Beneficiaries pay tax at their own income tax level, with the money they receive added to their earnings to calculate this – unless the person who dies is under 75, in which case there will be no tax to pay. This means that leaving some of your pension to your estate may be a tax-efficient way to plan your legacy.

If you are nearing retirement, you may find our article on top pension tips if you are about to retire helpful.

Helping you understand how pension rule changes affect your retirement plans

If you’d like help to ensure you take best advantage of new or old pension rules, our wealth planning team is here to help. At Canaccord Genuity Wealth Management, we offer retirement advice via our independent wealth planners and can do this on an ongoing/annual basis so each year we work with you to maximise your pension contributions and savings.

*Source: IRESS

If this article has interested you and you would like to meet one of our wealth planners or have any questions, please get in touch for more information on +44 02 7523 4500 or book a free consultation.
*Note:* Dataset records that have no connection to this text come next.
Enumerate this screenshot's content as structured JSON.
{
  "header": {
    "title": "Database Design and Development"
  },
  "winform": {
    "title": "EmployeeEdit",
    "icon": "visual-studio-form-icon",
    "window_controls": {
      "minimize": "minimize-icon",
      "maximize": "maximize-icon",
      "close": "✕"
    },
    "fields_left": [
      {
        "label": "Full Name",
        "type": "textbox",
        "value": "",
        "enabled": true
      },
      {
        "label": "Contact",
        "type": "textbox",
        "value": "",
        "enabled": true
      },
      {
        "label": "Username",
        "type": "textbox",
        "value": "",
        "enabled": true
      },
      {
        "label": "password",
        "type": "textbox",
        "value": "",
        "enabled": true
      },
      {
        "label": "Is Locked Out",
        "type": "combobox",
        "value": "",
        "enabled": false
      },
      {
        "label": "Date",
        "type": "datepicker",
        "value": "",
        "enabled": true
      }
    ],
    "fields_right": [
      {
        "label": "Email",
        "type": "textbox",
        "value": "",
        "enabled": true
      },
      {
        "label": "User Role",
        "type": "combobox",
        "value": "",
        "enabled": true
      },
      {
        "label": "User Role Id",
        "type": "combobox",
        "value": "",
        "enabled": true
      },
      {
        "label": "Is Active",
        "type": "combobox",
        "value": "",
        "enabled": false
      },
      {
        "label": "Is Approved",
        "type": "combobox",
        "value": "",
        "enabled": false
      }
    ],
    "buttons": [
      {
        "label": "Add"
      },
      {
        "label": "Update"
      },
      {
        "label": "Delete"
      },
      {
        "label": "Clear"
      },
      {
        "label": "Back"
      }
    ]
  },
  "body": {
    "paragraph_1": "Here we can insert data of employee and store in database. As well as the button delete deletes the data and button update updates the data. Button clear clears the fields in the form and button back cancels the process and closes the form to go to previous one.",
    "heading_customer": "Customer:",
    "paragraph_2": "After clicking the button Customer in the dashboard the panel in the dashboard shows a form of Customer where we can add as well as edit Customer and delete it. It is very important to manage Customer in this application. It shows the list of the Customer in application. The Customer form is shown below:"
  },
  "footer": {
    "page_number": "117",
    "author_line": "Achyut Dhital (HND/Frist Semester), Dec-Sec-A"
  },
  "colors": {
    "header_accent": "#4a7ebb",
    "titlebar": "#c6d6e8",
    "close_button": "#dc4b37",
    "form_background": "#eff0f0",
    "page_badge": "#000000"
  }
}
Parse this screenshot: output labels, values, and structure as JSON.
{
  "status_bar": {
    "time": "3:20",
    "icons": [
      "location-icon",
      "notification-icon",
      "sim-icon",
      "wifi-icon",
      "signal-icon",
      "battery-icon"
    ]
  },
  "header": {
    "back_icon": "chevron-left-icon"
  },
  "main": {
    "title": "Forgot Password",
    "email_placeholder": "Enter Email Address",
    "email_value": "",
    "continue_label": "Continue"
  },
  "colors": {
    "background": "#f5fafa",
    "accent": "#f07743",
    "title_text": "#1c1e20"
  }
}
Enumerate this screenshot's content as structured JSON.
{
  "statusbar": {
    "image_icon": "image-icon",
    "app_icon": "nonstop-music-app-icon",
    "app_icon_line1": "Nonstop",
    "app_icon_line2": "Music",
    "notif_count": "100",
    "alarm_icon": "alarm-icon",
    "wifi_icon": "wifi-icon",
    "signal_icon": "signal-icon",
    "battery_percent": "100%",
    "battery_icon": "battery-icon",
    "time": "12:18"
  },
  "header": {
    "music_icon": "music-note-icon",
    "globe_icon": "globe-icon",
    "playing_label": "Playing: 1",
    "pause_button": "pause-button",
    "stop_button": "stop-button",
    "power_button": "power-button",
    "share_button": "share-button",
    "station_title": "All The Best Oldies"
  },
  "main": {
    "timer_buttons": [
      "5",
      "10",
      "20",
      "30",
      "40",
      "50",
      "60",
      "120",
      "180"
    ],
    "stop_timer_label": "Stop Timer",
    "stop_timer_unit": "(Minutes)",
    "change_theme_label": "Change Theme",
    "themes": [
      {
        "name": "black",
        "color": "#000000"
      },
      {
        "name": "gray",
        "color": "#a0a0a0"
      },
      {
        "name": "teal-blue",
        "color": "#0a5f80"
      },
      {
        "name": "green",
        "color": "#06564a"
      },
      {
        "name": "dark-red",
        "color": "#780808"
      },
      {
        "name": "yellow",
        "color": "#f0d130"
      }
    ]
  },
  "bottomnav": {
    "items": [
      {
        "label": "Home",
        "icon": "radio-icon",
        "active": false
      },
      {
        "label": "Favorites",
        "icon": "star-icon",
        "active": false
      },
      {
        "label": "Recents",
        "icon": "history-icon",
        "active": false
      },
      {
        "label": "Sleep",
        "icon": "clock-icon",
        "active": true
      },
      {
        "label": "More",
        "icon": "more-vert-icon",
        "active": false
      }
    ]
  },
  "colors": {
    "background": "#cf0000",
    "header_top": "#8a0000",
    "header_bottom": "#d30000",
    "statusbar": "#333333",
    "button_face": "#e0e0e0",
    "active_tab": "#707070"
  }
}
Alternatively, read more:

The pension rules set out in this article are based on our current understanding of UK legislation. It is a broad summary and cannot cover every circumstance and it does not constitute advice.

The information provided is not to be treated as specific advice. It has no regard for the specific investment objectives, financial situation or needs of any specific person or entity.

The tax treatment of all investments depends upon individual circumstances and the levels and basis of taxation may change in the future. Investors should discuss their financial arrangements with their own tax adviser before investing.


Photo of Simon Moore

Simon Moore

Wealth Planning Director

Investment involves risk and you may not get back what you invest. It’s not suitable for everyone.

Investment involves risk and is not suitable for everyone.